opening “direct message” at 16.10.2020

opening “direct message” at 16.10.2020

“direct message” von Thilo Seibt
mit Dialogen mit Adela Sanz, Irena Šormová, James Ikpe, Jano Sandoval, Kyoungseok Lee, Michala Norup, Philip Butler

Fotoatelier am Schönen Berg
Mansteinstr. 16
10783 Berlin-Schöneberg

17.10. – 01.11.2020

opening time
Sa/So 12:00 – 18:00

Fr. 16.10.2020 ab 16:00

direct message

The approach of social media such as Twitter, Facebook, Tiktok or Instagram is to be able to send messages, pictures or films to a worldwide audience or a large circle of friends. This is usually done with the intention of getting a certain amount of attention and some short feedback. To achieve this, the news or pictures in the large news stream must be eye-catching, must be comparatively extreme, must correspond to clichés. The wide scale of grey is more and more often replaced by a polarising black or white. Due to the enormous amount of messages received, the response time is usually very short. Responses usually take the shape of standardised symbols. The thoughts of the counterpart are not taken up and continued, only rarely is a verbal comment left at all. This is the latest point at which the exchange is usually finished. The partners of the conversation do not get to know each other more profoundly. Communication becomes more superficial on both sides, although more highlights are actually exchanged.

The change in communication forms and cultures in everyday life has been included as a theme in “direct message”. This includes the conscious choice of working with Instagram as a medium through which that change is brought about. In addition to the global message stream described above, Instagram offers a channel for direct communication. Here, images and smaller texts can be exchanged with each other. Through this form of communication, which is more like writing an e-mail or chat, several conversations have been conducted in pictures.

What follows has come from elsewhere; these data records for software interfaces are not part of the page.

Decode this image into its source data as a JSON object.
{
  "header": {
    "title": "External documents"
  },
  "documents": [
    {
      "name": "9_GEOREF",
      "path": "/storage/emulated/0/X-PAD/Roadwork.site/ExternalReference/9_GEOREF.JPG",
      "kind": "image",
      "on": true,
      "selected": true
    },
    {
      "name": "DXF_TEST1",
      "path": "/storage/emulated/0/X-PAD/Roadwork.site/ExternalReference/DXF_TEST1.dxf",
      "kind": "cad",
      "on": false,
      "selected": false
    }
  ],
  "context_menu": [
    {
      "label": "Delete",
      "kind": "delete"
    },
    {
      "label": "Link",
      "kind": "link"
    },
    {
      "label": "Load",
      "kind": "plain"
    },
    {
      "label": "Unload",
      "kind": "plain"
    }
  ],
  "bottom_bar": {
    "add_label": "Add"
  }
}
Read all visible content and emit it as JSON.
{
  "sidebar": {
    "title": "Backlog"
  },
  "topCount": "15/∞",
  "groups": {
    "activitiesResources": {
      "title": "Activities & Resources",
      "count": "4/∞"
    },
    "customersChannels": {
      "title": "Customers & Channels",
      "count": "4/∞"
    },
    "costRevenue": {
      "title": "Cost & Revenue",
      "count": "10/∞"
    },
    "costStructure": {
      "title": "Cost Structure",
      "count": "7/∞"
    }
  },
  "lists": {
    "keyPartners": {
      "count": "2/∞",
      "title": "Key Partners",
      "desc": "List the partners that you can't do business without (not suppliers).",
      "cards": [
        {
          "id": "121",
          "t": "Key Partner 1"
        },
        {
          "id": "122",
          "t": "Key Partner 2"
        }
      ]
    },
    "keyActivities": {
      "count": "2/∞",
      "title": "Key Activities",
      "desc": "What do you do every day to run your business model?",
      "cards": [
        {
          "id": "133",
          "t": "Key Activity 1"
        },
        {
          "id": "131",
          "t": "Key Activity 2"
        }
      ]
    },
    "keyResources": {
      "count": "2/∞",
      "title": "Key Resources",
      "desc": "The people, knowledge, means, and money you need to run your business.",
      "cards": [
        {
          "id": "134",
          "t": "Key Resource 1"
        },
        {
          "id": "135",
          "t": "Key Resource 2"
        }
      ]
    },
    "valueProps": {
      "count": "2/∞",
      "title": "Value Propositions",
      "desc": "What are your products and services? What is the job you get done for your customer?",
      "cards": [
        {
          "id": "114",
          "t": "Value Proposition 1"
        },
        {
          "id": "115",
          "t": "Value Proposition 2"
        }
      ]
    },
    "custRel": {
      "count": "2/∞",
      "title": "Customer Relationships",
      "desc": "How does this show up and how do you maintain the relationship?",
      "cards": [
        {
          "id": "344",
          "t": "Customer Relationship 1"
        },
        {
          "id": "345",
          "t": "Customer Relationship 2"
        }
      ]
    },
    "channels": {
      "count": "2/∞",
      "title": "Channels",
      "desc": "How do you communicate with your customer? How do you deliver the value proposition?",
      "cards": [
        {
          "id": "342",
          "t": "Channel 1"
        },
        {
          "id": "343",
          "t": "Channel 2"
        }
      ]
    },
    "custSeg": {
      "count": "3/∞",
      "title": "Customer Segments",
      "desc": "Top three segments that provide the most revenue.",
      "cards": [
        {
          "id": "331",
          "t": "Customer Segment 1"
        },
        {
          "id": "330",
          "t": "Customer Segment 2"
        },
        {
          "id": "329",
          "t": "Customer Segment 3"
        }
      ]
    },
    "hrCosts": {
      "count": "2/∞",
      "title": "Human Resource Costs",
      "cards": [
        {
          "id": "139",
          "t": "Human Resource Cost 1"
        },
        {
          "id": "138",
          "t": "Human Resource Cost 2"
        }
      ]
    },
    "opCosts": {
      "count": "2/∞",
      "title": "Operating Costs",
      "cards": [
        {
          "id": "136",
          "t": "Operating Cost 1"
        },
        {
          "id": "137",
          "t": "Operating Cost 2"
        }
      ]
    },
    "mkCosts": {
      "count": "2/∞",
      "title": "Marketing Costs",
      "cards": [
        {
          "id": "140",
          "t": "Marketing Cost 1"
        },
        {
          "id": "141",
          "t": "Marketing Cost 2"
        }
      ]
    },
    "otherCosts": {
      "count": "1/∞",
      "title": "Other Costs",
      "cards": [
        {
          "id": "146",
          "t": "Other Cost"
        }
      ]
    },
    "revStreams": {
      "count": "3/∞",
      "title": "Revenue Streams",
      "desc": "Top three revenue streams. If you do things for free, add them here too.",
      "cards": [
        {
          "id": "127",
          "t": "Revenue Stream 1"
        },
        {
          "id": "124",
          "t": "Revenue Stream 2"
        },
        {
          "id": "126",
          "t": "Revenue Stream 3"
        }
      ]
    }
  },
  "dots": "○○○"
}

One of the advantages of social media is that you can contact like-minded people worldwide at any time. The offer to talk was readily taken up. Thus, it was possible to conduct a photographic dialogue with ten photographers over the space of half a year. In all cases, the dialogue began with one and the same photograph. The partners reacted to this with a photograph of their own, as an answer to which they received another photograph. The answers were based on the content or style of the photograph received. The photographs exchanged bilaterally in alternation sometimes led to long and very personal pictorial conversations. The universal language of images bridged the cultural differences.

The individual dialogues can be viewed at